### YOUR ASSIGNMENT
Every record below must be retyped exactly, with the pictures left out.

### MATERIAL PROVIDED
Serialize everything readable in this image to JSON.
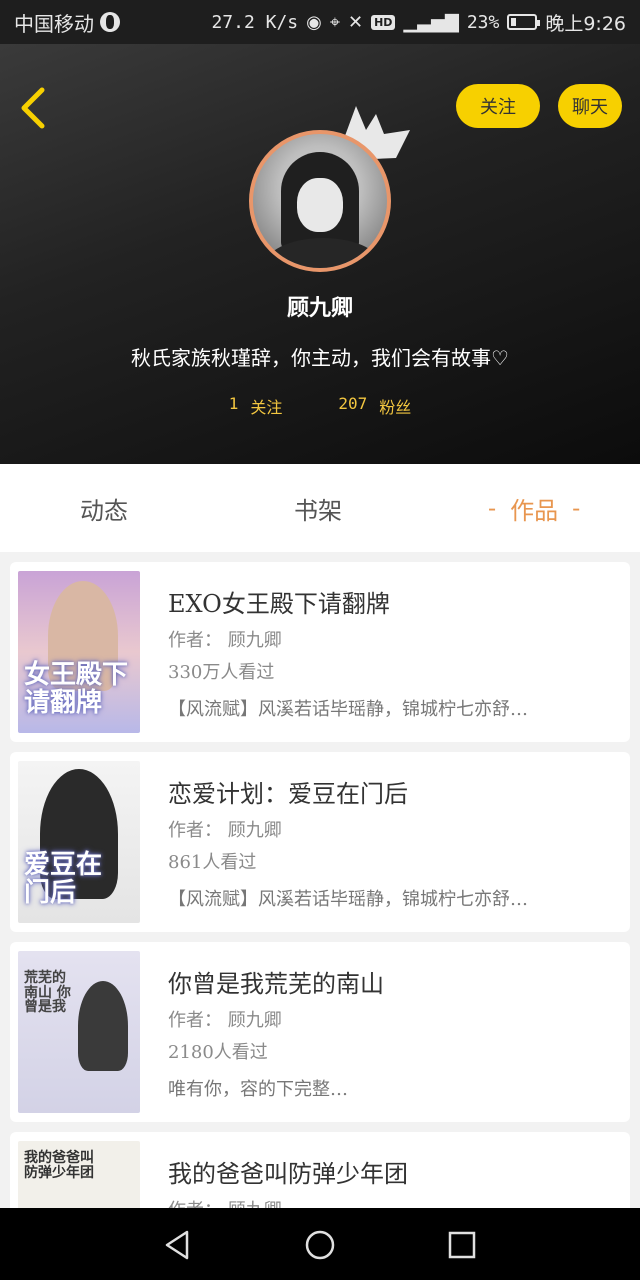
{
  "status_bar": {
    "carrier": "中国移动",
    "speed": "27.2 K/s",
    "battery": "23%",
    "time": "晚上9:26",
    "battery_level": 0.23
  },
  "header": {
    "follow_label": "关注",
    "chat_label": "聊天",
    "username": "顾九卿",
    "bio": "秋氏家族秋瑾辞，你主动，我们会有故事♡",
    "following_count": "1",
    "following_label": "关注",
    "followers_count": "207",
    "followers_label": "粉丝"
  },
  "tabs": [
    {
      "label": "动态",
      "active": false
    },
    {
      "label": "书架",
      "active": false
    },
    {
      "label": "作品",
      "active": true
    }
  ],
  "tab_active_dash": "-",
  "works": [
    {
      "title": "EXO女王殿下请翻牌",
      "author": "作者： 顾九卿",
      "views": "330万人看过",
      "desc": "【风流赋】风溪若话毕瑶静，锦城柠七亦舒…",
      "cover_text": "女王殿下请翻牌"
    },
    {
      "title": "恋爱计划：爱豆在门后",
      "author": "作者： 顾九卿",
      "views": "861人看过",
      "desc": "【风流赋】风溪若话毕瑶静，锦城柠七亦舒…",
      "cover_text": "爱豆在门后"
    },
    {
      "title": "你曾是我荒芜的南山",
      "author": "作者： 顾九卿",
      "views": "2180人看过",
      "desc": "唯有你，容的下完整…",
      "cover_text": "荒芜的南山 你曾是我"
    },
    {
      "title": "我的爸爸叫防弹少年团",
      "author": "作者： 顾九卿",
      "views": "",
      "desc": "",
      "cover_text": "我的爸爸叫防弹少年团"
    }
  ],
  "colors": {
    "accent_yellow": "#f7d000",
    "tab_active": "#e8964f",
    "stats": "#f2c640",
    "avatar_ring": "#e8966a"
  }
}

### RESULT
Serialize everything readable in this image to JSON.
{
  "status_bar": {
    "carrier": "中国移动",
    "speed": "27.2 K/s",
    "battery": "23%",
    "time": "晚上9:26",
    "battery_level": 0.23
  },
  "header": {
    "follow_label": "关注",
    "chat_label": "聊天",
    "username": "顾九卿",
    "bio": "秋氏家族秋瑾辞，你主动，我们会有故事♡",
    "following_count": "1",
    "following_label": "关注",
    "followers_count": "207",
    "followers_label": "粉丝"
  },
  "tabs": [
    {
      "label": "动态",
      "active": false
    },
    {
      "label": "书架",
      "active": false
    },
    {
      "label": "作品",
      "active": true
    }
  ],
  "tab_active_dash": "-",
  "works": [
    {
      "title": "EXO女王殿下请翻牌",
      "author": "作者： 顾九卿",
      "views": "330万人看过",
      "desc": "【风流赋】风溪若话毕瑶静，锦城柠七亦舒…",
      "cover_text": "女王殿下请翻牌"
    },
    {
      "title": "恋爱计划：爱豆在门后",
      "author": "作者： 顾九卿",
      "views": "861人看过",
      "desc": "【风流赋】风溪若话毕瑶静，锦城柠七亦舒…",
      "cover_text": "爱豆在门后"
    },
    {
      "title": "你曾是我荒芜的南山",
      "author": "作者： 顾九卿",
      "views": "2180人看过",
      "desc": "唯有你，容的下完整…",
      "cover_text": "荒芜的南山 你曾是我"
    },
    {
      "title": "我的爸爸叫防弹少年团",
      "author": "作者： 顾九卿",
      "views": "",
      "desc": "",
      "cover_text": "我的爸爸叫防弹少年团"
    }
  ],
  "colors": {
    "accent_yellow": "#f7d000",
    "tab_active": "#e8964f",
    "stats": "#f2c640",
    "avatar_ring": "#e8966a"
  }
}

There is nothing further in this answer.